§ **EXERCISE DETAILS**: Your answer must be the full set of records, copied exactly, with no pictures in it.

....

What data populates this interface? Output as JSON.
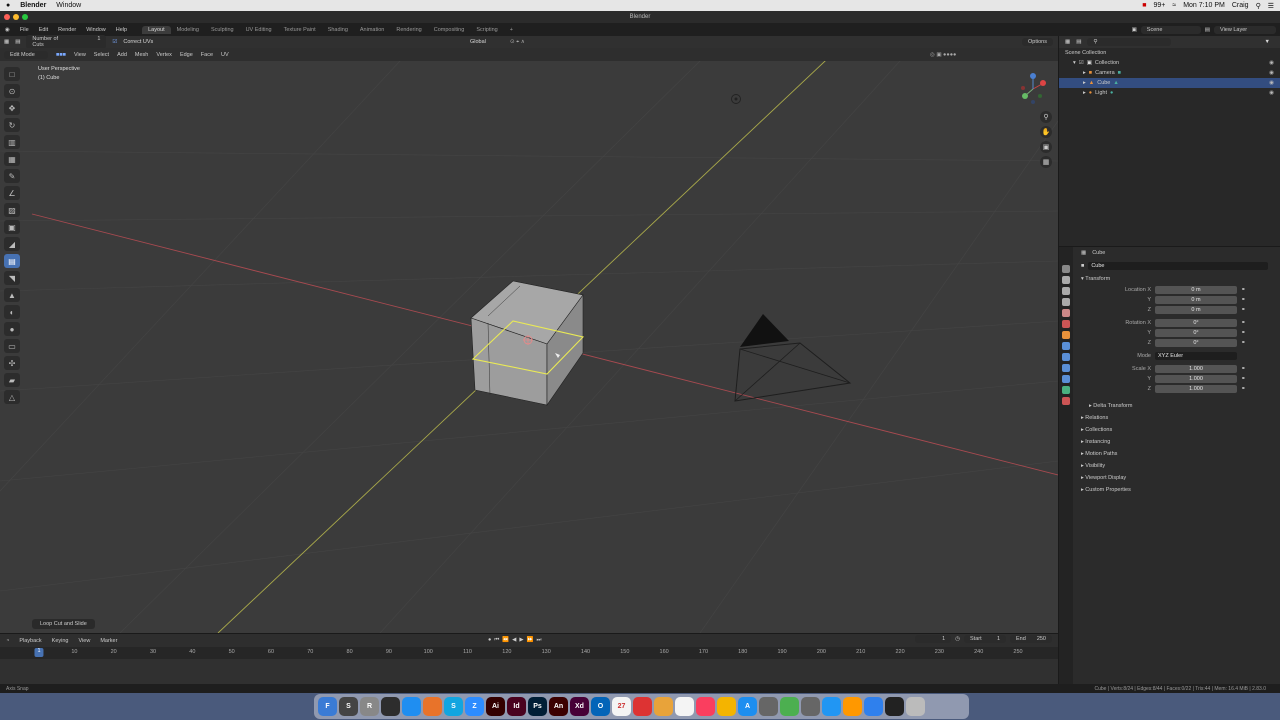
{
  "mac_menubar": {
    "app": "Blender",
    "menu": "Window",
    "battery": "99+",
    "clock": "Mon 7:10 PM",
    "user": "Craig"
  },
  "window": {
    "title": "Blender"
  },
  "topbar": {
    "menus": [
      "File",
      "Edit",
      "Render",
      "Window",
      "Help"
    ],
    "workspaces": [
      "Layout",
      "Modeling",
      "Sculpting",
      "UV Editing",
      "Texture Paint",
      "Shading",
      "Animation",
      "Rendering",
      "Compositing",
      "Scripting"
    ],
    "active_workspace": "Layout",
    "scene": "Scene",
    "view_layer": "View Layer"
  },
  "tool_header": {
    "cuts_label": "Number of Cuts",
    "cuts_value": "1",
    "correct_uvs": "Correct UVs",
    "transform_orientation": "Global",
    "options": "Options"
  },
  "viewport_header": {
    "mode": "Edit Mode",
    "menus": [
      "View",
      "Select",
      "Add",
      "Mesh",
      "Vertex",
      "Edge",
      "Face",
      "UV"
    ]
  },
  "viewport": {
    "view_name": "User Perspective",
    "object_label": "(1) Cube",
    "last_operator": "Loop Cut and Slide"
  },
  "outliner": {
    "root": "Scene Collection",
    "items": [
      {
        "name": "Collection"
      },
      {
        "name": "Camera"
      },
      {
        "name": "Cube"
      },
      {
        "name": "Light"
      }
    ]
  },
  "properties": {
    "object_name": "Cube",
    "sections": {
      "transform": "Transform",
      "delta": "Delta Transform",
      "others": [
        "Relations",
        "Collections",
        "Instancing",
        "Motion Paths",
        "Visibility",
        "Viewport Display",
        "Custom Properties"
      ]
    },
    "location": {
      "label": "Location X",
      "x": "0 m",
      "y": "0 m",
      "z": "0 m"
    },
    "rotation": {
      "label": "Rotation X",
      "x": "0°",
      "y": "0°",
      "z": "0°"
    },
    "mode": {
      "label": "Mode",
      "value": "XYZ Euler"
    },
    "scale": {
      "label": "Scale X",
      "x": "1.000",
      "y": "1.000",
      "z": "1.000"
    },
    "axis_y": "Y",
    "axis_z": "Z"
  },
  "timeline": {
    "menus": [
      "Playback",
      "Keying",
      "View",
      "Marker"
    ],
    "current_frame": "1",
    "start_label": "Start",
    "start": "1",
    "end_label": "End",
    "end": "250",
    "ruler": [
      "1",
      "10",
      "20",
      "30",
      "40",
      "50",
      "60",
      "70",
      "80",
      "90",
      "100",
      "110",
      "120",
      "130",
      "140",
      "150",
      "160",
      "170",
      "180",
      "190",
      "200",
      "210",
      "220",
      "230",
      "240",
      "250"
    ]
  },
  "status_bar": {
    "left": "Axis Snap",
    "right": "Cube | Verts:8/24 | Edges:8/44 | Faces:0/22 | Tris:44 | Mem: 16.4 MiB | 2.83.0"
  },
  "dock": {
    "apps": [
      {
        "label": "F",
        "color": "#3a7bd5"
      },
      {
        "label": "S",
        "color": "#444"
      },
      {
        "label": "R",
        "color": "#888"
      },
      {
        "label": "",
        "color": "#2d2d2d"
      },
      {
        "label": "",
        "color": "#1f8ef1"
      },
      {
        "label": "",
        "color": "#e8732a"
      },
      {
        "label": "S",
        "color": "#12a5e0"
      },
      {
        "label": "Z",
        "color": "#2d8cff"
      },
      {
        "label": "Ai",
        "color": "#330000"
      },
      {
        "label": "Id",
        "color": "#49021f"
      },
      {
        "label": "Ps",
        "color": "#001e36"
      },
      {
        "label": "An",
        "color": "#3b0000"
      },
      {
        "label": "Xd",
        "color": "#470137"
      },
      {
        "label": "O",
        "color": "#0364b8"
      },
      {
        "label": "27",
        "color": "#f4f4f4"
      },
      {
        "label": "",
        "color": "#d33"
      },
      {
        "label": "",
        "color": "#e8a33a"
      },
      {
        "label": "",
        "color": "#f4f4f4"
      },
      {
        "label": "",
        "color": "#fa3e5f"
      },
      {
        "label": "",
        "color": "#f4b400"
      },
      {
        "label": "A",
        "color": "#1d8ef0"
      },
      {
        "label": "",
        "color": "#666"
      },
      {
        "label": "",
        "color": "#4caf50"
      },
      {
        "label": "",
        "color": "#666"
      },
      {
        "label": "",
        "color": "#2196f3"
      },
      {
        "label": "",
        "color": "#ff9800"
      },
      {
        "label": "",
        "color": "#2f80ed"
      },
      {
        "label": "",
        "color": "#222"
      },
      {
        "label": "",
        "color": "#bbb"
      }
    ]
  }
}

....

§ **SOLUTION TO THE EXERCISE**:
What data populates this interface? Output as JSON.
{
  "mac_menubar": {
    "app": "Blender",
    "menu": "Window",
    "battery": "99+",
    "clock": "Mon 7:10 PM",
    "user": "Craig"
  },
  "window": {
    "title": "Blender"
  },
  "topbar": {
    "menus": [
      "File",
      "Edit",
      "Render",
      "Window",
      "Help"
    ],
    "workspaces": [
      "Layout",
      "Modeling",
      "Sculpting",
      "UV Editing",
      "Texture Paint",
      "Shading",
      "Animation",
      "Rendering",
      "Compositing",
      "Scripting"
    ],
    "active_workspace": "Layout",
    "scene": "Scene",
    "view_layer": "View Layer"
  },
  "tool_header": {
    "cuts_label": "Number of Cuts",
    "cuts_value": "1",
    "correct_uvs": "Correct UVs",
    "transform_orientation": "Global",
    "options": "Options"
  },
  "viewport_header": {
    "mode": "Edit Mode",
    "menus": [
      "View",
      "Select",
      "Add",
      "Mesh",
      "Vertex",
      "Edge",
      "Face",
      "UV"
    ]
  },
  "viewport": {
    "view_name": "User Perspective",
    "object_label": "(1) Cube",
    "last_operator": "Loop Cut and Slide"
  },
  "outliner": {
    "root": "Scene Collection",
    "items": [
      {
        "name": "Collection"
      },
      {
        "name": "Camera"
      },
      {
        "name": "Cube"
      },
      {
        "name": "Light"
      }
    ]
  },
  "properties": {
    "object_name": "Cube",
    "sections": {
      "transform": "Transform",
      "delta": "Delta Transform",
      "others": [
        "Relations",
        "Collections",
        "Instancing",
        "Motion Paths",
        "Visibility",
        "Viewport Display",
        "Custom Properties"
      ]
    },
    "location": {
      "label": "Location X",
      "x": "0 m",
      "y": "0 m",
      "z": "0 m"
    },
    "rotation": {
      "label": "Rotation X",
      "x": "0°",
      "y": "0°",
      "z": "0°"
    },
    "mode": {
      "label": "Mode",
      "value": "XYZ Euler"
    },
    "scale": {
      "label": "Scale X",
      "x": "1.000",
      "y": "1.000",
      "z": "1.000"
    },
    "axis_y": "Y",
    "axis_z": "Z"
  },
  "timeline": {
    "menus": [
      "Playback",
      "Keying",
      "View",
      "Marker"
    ],
    "current_frame": "1",
    "start_label": "Start",
    "start": "1",
    "end_label": "End",
    "end": "250",
    "ruler": [
      "1",
      "10",
      "20",
      "30",
      "40",
      "50",
      "60",
      "70",
      "80",
      "90",
      "100",
      "110",
      "120",
      "130",
      "140",
      "150",
      "160",
      "170",
      "180",
      "190",
      "200",
      "210",
      "220",
      "230",
      "240",
      "250"
    ]
  },
  "status_bar": {
    "left": "Axis Snap",
    "right": "Cube | Verts:8/24 | Edges:8/44 | Faces:0/22 | Tris:44 | Mem: 16.4 MiB | 2.83.0"
  },
  "dock": {
    "apps": [
      {
        "label": "F",
        "color": "#3a7bd5"
      },
      {
        "label": "S",
        "color": "#444"
      },
      {
        "label": "R",
        "color": "#888"
      },
      {
        "label": "",
        "color": "#2d2d2d"
      },
      {
        "label": "",
        "color": "#1f8ef1"
      },
      {
        "label": "",
        "color": "#e8732a"
      },
      {
        "label": "S",
        "color": "#12a5e0"
      },
      {
        "label": "Z",
        "color": "#2d8cff"
      },
      {
        "label": "Ai",
        "color": "#330000"
      },
      {
        "label": "Id",
        "color": "#49021f"
      },
      {
        "label": "Ps",
        "color": "#001e36"
      },
      {
        "label": "An",
        "color": "#3b0000"
      },
      {
        "label": "Xd",
        "color": "#470137"
      },
      {
        "label": "O",
        "color": "#0364b8"
      },
      {
        "label": "27",
        "color": "#f4f4f4"
      },
      {
        "label": "",
        "color": "#d33"
      },
      {
        "label": "",
        "color": "#e8a33a"
      },
      {
        "label": "",
        "color": "#f4f4f4"
      },
      {
        "label": "",
        "color": "#fa3e5f"
      },
      {
        "label": "",
        "color": "#f4b400"
      },
      {
        "label": "A",
        "color": "#1d8ef0"
      },
      {
        "label": "",
        "color": "#666"
      },
      {
        "label": "",
        "color": "#4caf50"
      },
      {
        "label": "",
        "color": "#666"
      },
      {
        "label": "",
        "color": "#2196f3"
      },
      {
        "label": "",
        "color": "#ff9800"
      },
      {
        "label": "",
        "color": "#2f80ed"
      },
      {
        "label": "",
        "color": "#222"
      },
      {
        "label": "",
        "color": "#bbb"
      }
    ]
  }
}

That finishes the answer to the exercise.